**What this task involves:** Which of the lines below holds the string "JSON"? Copy every line that does.

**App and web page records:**

==============================

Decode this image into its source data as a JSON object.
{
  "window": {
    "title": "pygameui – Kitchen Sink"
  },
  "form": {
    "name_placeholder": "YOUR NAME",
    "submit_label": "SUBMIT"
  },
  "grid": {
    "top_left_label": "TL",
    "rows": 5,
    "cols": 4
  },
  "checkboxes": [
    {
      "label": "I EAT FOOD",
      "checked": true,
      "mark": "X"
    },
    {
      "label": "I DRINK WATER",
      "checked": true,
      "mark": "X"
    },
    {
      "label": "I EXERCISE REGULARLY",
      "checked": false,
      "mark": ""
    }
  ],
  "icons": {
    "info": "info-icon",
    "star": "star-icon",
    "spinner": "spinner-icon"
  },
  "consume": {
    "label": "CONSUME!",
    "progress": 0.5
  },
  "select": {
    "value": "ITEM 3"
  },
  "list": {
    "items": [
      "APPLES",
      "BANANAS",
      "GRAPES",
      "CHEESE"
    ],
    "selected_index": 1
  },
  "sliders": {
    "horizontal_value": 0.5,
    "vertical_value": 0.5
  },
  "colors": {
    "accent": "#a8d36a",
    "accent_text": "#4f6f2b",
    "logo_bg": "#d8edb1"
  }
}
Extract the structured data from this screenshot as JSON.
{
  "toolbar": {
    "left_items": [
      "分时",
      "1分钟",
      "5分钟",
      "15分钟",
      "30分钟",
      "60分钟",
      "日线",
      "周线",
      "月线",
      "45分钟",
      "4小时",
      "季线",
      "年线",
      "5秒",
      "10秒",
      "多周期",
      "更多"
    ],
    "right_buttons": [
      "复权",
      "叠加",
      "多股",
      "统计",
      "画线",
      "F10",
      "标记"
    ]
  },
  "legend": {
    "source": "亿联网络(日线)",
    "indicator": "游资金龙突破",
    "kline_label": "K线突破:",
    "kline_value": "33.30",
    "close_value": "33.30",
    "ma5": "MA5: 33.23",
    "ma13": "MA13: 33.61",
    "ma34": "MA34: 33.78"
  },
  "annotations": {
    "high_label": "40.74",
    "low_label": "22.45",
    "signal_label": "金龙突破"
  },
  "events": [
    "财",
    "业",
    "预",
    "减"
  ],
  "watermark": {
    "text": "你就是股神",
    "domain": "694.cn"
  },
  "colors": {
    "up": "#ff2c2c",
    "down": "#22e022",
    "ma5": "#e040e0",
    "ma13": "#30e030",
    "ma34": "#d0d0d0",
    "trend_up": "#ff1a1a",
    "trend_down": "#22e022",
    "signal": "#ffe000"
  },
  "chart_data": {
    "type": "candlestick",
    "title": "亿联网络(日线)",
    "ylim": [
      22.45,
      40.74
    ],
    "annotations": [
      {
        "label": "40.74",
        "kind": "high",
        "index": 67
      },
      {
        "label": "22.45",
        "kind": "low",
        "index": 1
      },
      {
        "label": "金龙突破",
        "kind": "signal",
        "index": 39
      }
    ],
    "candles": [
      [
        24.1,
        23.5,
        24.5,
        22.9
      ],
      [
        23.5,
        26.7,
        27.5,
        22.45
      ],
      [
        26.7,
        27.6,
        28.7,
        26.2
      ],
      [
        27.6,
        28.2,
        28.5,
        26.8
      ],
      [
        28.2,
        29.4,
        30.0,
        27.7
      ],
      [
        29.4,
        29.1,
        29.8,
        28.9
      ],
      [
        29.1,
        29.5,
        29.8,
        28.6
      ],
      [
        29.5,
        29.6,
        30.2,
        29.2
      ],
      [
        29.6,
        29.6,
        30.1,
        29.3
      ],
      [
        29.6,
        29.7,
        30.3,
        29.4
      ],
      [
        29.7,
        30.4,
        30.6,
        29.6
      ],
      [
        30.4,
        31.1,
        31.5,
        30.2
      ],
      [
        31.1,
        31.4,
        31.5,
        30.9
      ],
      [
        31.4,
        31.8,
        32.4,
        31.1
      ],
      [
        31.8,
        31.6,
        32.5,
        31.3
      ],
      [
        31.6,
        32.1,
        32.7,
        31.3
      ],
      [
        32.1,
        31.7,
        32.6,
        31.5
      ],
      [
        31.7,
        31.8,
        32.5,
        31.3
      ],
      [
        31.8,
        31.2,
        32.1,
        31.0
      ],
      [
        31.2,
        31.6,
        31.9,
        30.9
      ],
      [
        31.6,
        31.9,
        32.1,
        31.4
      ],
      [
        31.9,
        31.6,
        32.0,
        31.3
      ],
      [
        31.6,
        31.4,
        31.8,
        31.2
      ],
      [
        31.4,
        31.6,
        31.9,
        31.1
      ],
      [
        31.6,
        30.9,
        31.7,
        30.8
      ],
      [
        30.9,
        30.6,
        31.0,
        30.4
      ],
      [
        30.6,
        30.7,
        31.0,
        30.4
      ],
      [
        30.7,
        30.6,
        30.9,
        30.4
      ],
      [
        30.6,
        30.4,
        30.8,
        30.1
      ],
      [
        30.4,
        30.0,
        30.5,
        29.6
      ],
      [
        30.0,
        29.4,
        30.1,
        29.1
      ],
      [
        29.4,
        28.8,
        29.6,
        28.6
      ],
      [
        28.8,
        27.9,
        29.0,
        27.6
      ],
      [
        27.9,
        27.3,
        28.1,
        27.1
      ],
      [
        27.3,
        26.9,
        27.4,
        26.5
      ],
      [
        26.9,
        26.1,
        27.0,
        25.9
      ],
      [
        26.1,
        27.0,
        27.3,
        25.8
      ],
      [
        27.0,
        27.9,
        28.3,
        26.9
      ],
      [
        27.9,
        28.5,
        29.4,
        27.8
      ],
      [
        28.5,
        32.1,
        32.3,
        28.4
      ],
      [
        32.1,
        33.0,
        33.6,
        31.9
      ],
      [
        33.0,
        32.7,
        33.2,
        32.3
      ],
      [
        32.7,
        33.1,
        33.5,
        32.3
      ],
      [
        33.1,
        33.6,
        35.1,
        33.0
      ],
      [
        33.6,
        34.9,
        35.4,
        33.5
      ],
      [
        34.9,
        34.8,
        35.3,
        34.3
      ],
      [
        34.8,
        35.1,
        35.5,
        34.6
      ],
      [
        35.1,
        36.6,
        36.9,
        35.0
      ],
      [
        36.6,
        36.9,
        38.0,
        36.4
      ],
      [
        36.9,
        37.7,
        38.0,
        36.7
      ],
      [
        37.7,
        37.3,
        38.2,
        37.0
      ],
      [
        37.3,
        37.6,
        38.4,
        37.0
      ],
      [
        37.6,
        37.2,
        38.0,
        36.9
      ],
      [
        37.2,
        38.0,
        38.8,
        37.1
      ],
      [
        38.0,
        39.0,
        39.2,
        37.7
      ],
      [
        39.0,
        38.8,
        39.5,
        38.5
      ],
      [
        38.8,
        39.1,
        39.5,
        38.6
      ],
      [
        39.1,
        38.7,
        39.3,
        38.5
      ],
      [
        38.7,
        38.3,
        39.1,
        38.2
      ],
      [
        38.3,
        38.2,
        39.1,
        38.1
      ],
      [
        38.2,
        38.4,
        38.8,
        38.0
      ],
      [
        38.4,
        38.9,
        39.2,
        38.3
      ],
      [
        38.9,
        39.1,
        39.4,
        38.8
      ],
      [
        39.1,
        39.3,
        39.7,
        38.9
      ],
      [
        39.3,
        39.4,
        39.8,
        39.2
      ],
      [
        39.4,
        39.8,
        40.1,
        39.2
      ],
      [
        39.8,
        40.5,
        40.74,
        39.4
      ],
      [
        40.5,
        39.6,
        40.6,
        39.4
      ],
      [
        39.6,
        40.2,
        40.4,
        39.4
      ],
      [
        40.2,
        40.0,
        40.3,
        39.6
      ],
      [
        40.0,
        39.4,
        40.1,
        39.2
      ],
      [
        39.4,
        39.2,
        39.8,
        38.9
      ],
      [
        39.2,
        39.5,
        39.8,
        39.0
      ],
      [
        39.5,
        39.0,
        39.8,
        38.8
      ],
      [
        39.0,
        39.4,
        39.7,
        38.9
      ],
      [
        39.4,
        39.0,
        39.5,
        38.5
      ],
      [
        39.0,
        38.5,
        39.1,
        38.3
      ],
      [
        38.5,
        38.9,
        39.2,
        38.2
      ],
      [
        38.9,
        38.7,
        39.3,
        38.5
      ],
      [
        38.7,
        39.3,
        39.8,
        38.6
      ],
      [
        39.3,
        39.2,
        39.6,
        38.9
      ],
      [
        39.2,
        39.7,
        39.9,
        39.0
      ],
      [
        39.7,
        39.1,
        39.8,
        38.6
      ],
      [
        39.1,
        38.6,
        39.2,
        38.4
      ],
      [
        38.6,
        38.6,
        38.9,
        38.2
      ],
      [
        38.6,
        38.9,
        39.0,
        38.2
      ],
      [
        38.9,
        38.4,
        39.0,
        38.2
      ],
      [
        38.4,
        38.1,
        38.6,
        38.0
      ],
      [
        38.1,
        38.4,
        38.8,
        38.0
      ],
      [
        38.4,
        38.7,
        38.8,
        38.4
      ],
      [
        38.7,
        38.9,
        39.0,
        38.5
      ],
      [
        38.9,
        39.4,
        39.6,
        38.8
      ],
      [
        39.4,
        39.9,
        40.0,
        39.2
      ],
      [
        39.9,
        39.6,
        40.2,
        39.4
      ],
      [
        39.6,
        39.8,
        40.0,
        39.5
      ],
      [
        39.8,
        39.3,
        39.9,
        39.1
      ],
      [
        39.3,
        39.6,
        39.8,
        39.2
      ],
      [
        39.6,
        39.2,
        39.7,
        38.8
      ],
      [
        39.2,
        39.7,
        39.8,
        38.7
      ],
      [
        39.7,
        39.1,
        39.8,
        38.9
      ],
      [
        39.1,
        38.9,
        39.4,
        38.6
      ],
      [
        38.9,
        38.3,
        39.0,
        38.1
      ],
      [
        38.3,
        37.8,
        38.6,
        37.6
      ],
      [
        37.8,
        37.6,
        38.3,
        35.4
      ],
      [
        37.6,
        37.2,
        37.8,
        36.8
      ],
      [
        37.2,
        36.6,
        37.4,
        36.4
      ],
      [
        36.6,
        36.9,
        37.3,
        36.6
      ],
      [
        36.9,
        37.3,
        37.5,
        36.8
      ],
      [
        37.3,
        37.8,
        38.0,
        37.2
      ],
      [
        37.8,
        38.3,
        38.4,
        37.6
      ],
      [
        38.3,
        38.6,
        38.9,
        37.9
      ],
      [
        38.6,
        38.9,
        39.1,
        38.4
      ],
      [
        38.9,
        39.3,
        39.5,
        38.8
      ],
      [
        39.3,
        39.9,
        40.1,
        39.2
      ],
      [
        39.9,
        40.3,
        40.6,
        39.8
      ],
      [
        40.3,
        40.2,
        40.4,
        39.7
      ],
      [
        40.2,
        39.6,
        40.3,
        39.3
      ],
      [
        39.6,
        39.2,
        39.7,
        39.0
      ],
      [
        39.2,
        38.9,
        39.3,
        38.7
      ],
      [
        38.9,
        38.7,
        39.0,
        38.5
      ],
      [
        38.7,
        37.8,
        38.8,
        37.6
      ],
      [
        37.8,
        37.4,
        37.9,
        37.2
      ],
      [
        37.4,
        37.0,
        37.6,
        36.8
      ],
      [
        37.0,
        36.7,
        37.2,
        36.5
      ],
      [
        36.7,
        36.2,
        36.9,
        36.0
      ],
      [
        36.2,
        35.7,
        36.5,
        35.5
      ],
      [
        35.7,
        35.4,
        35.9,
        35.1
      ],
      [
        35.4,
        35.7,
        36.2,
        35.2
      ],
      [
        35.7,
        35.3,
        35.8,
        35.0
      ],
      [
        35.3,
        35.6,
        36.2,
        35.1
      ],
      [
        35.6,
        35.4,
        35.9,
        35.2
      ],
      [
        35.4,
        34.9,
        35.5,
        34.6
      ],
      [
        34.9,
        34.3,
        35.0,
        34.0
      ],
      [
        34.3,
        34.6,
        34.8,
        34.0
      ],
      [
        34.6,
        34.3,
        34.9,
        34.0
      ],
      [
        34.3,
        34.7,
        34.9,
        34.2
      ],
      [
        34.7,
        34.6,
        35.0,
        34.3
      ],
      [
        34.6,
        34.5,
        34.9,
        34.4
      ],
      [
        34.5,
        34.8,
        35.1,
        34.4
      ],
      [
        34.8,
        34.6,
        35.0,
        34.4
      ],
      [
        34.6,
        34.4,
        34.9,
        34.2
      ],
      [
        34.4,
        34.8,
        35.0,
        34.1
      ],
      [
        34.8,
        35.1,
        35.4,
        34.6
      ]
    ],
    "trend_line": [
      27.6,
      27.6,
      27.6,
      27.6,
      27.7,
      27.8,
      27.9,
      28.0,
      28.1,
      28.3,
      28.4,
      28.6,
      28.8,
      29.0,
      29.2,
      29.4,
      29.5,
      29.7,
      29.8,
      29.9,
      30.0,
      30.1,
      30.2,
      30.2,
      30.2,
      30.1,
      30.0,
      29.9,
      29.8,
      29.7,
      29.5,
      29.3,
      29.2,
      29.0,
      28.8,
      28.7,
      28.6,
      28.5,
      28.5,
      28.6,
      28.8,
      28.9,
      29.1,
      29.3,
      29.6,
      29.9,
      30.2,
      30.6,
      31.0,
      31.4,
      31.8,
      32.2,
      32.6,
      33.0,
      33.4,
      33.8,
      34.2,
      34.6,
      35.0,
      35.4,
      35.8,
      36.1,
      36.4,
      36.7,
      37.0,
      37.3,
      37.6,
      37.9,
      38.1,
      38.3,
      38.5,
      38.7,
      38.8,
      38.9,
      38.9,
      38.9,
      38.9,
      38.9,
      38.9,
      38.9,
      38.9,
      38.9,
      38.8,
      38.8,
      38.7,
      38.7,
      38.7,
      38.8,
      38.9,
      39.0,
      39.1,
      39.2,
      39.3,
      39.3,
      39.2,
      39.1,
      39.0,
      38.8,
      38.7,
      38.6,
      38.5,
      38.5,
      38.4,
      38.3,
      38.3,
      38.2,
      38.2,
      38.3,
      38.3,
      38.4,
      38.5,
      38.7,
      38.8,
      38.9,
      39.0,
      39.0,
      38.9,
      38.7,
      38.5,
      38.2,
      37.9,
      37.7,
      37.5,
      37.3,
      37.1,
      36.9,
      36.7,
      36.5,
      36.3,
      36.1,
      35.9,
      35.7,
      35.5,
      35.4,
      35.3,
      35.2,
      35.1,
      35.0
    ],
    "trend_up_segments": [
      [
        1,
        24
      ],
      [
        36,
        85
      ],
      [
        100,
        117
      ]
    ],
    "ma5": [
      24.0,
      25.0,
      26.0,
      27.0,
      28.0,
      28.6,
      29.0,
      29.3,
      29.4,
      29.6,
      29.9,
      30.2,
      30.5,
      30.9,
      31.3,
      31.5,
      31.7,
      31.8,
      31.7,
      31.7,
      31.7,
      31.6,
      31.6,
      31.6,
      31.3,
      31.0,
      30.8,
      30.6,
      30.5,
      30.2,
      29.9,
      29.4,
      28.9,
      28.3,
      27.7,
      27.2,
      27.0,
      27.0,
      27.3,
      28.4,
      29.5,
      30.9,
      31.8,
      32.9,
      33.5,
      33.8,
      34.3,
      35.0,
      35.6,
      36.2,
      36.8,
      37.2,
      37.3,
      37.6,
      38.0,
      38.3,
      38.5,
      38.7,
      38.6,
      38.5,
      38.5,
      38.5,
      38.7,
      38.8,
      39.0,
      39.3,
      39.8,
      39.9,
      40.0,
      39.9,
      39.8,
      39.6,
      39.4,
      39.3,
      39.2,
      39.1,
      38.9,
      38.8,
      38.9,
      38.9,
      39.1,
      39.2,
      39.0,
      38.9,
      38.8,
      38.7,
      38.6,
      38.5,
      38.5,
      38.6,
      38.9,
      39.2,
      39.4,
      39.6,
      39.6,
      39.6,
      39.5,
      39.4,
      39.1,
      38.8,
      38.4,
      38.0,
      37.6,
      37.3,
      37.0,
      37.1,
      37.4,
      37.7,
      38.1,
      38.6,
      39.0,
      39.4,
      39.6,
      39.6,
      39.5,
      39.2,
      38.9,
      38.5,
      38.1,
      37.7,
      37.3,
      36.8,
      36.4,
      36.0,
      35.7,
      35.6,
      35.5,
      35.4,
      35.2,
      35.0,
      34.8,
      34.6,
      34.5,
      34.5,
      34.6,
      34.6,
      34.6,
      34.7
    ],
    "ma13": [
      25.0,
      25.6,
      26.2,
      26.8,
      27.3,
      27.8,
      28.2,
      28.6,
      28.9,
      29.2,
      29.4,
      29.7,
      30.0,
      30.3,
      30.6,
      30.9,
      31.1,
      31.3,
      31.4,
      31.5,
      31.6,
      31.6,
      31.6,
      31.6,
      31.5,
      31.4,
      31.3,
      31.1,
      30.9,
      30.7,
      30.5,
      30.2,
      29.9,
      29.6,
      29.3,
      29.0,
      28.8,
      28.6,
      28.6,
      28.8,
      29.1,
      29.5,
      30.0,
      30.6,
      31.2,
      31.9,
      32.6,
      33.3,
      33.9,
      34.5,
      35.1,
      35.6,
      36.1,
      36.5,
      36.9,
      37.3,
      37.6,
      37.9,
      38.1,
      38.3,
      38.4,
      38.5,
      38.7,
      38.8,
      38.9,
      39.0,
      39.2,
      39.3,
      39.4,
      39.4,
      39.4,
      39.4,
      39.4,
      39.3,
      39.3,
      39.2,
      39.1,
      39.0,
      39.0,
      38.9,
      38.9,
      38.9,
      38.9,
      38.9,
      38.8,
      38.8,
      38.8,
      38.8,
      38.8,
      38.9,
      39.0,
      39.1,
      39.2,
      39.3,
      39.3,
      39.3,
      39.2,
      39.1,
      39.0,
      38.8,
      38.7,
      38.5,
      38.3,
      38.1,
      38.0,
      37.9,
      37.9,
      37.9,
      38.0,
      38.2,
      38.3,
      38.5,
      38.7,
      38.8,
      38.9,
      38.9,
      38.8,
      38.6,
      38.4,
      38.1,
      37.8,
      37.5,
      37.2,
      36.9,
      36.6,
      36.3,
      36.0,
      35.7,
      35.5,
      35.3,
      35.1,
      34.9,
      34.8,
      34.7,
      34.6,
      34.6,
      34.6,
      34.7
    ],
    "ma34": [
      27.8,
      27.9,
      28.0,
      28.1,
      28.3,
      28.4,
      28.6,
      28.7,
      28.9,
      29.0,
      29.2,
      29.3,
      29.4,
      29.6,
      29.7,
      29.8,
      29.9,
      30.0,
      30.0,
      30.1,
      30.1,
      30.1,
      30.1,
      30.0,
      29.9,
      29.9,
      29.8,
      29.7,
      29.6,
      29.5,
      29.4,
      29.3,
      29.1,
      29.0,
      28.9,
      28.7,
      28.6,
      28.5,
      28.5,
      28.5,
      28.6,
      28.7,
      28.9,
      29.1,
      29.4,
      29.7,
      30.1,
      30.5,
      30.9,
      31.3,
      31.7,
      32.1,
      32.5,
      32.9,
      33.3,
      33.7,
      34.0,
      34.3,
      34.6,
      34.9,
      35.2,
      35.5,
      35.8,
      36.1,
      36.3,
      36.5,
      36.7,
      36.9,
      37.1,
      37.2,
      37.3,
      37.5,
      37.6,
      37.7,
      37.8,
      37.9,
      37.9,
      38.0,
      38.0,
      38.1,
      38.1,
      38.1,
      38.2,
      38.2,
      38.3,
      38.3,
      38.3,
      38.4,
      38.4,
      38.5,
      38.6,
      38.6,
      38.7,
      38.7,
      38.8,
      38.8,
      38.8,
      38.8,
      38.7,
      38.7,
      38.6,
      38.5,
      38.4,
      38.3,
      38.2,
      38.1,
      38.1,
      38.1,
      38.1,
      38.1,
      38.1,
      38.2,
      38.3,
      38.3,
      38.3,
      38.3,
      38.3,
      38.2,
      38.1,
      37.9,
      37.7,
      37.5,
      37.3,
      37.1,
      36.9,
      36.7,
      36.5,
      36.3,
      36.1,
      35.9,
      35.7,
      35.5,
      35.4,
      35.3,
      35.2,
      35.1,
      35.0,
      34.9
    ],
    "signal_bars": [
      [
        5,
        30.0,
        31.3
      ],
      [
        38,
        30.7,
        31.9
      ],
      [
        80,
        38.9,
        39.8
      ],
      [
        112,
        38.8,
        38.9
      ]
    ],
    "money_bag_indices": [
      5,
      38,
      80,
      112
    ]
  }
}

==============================

**Response box:**
Decode this image into its source data as a JSON object.
Extract the structured data from this screenshot as JSON.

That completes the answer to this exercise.